* WHAT IS BEING ASKED: The listing below is to be written out word for word, minus its images.
BEGIN
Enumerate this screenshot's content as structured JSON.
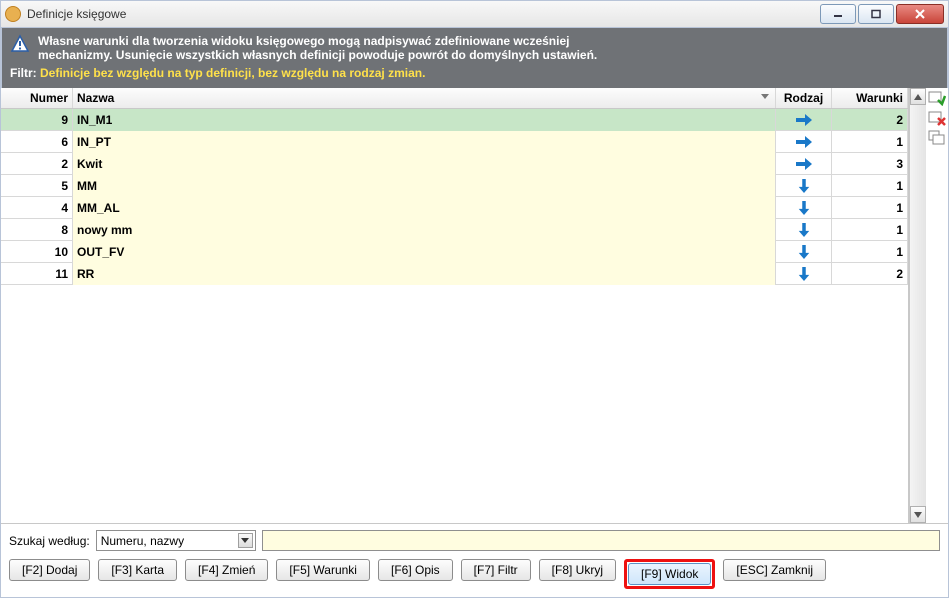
{
  "window": {
    "title": "Definicje księgowe"
  },
  "banner": {
    "line1": "Własne warunki dla tworzenia widoku księgowego mogą nadpisywać zdefiniowane wcześniej",
    "line2": "mechanizmy. Usunięcie wszystkich własnych definicji powoduje powrót do domyślnych ustawień.",
    "filter_label": "Filtr:",
    "filter_value": "Definicje bez względu na typ definicji, bez względu na rodzaj zmian."
  },
  "columns": {
    "numer": "Numer",
    "nazwa": "Nazwa",
    "rodzaj": "Rodzaj",
    "warunki": "Warunki"
  },
  "rows": [
    {
      "num": "9",
      "name": "IN_M1",
      "kind": "right",
      "war": "2",
      "selected": true
    },
    {
      "num": "6",
      "name": "IN_PT",
      "kind": "right",
      "war": "1",
      "selected": false
    },
    {
      "num": "2",
      "name": "Kwit",
      "kind": "right",
      "war": "3",
      "selected": false
    },
    {
      "num": "5",
      "name": "MM",
      "kind": "down",
      "war": "1",
      "selected": false
    },
    {
      "num": "4",
      "name": "MM_AL",
      "kind": "down",
      "war": "1",
      "selected": false
    },
    {
      "num": "8",
      "name": "nowy mm",
      "kind": "down",
      "war": "1",
      "selected": false
    },
    {
      "num": "10",
      "name": "OUT_FV",
      "kind": "down",
      "war": "1",
      "selected": false
    },
    {
      "num": "11",
      "name": "RR",
      "kind": "down",
      "war": "2",
      "selected": false
    }
  ],
  "search": {
    "label": "Szukaj według:",
    "combo_value": "Numeru, nazwy",
    "value": ""
  },
  "buttons": {
    "f2": "[F2] Dodaj",
    "f3": "[F3] Karta",
    "f4": "[F4] Zmień",
    "f5": "[F5] Warunki",
    "f6": "[F6] Opis",
    "f7": "[F7] Filtr",
    "f8": "[F8] Ukryj",
    "f9": "[F9] Widok",
    "esc": "[ESC] Zamknij"
  }
}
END
* RESULT FOR THIS TASK:
Enumerate this screenshot's content as structured JSON.
{
  "window": {
    "title": "Definicje księgowe"
  },
  "banner": {
    "line1": "Własne warunki dla tworzenia widoku księgowego mogą nadpisywać zdefiniowane wcześniej",
    "line2": "mechanizmy. Usunięcie wszystkich własnych definicji powoduje powrót do domyślnych ustawień.",
    "filter_label": "Filtr:",
    "filter_value": "Definicje bez względu na typ definicji, bez względu na rodzaj zmian."
  },
  "columns": {
    "numer": "Numer",
    "nazwa": "Nazwa",
    "rodzaj": "Rodzaj",
    "warunki": "Warunki"
  },
  "rows": [
    {
      "num": "9",
      "name": "IN_M1",
      "kind": "right",
      "war": "2",
      "selected": true
    },
    {
      "num": "6",
      "name": "IN_PT",
      "kind": "right",
      "war": "1",
      "selected": false
    },
    {
      "num": "2",
      "name": "Kwit",
      "kind": "right",
      "war": "3",
      "selected": false
    },
    {
      "num": "5",
      "name": "MM",
      "kind": "down",
      "war": "1",
      "selected": false
    },
    {
      "num": "4",
      "name": "MM_AL",
      "kind": "down",
      "war": "1",
      "selected": false
    },
    {
      "num": "8",
      "name": "nowy mm",
      "kind": "down",
      "war": "1",
      "selected": false
    },
    {
      "num": "10",
      "name": "OUT_FV",
      "kind": "down",
      "war": "1",
      "selected": false
    },
    {
      "num": "11",
      "name": "RR",
      "kind": "down",
      "war": "2",
      "selected": false
    }
  ],
  "search": {
    "label": "Szukaj według:",
    "combo_value": "Numeru, nazwy",
    "value": ""
  },
  "buttons": {
    "f2": "[F2] Dodaj",
    "f3": "[F3] Karta",
    "f4": "[F4] Zmień",
    "f5": "[F5] Warunki",
    "f6": "[F6] Opis",
    "f7": "[F7] Filtr",
    "f8": "[F8] Ukryj",
    "f9": "[F9] Widok",
    "esc": "[ESC] Zamknij"
  }
}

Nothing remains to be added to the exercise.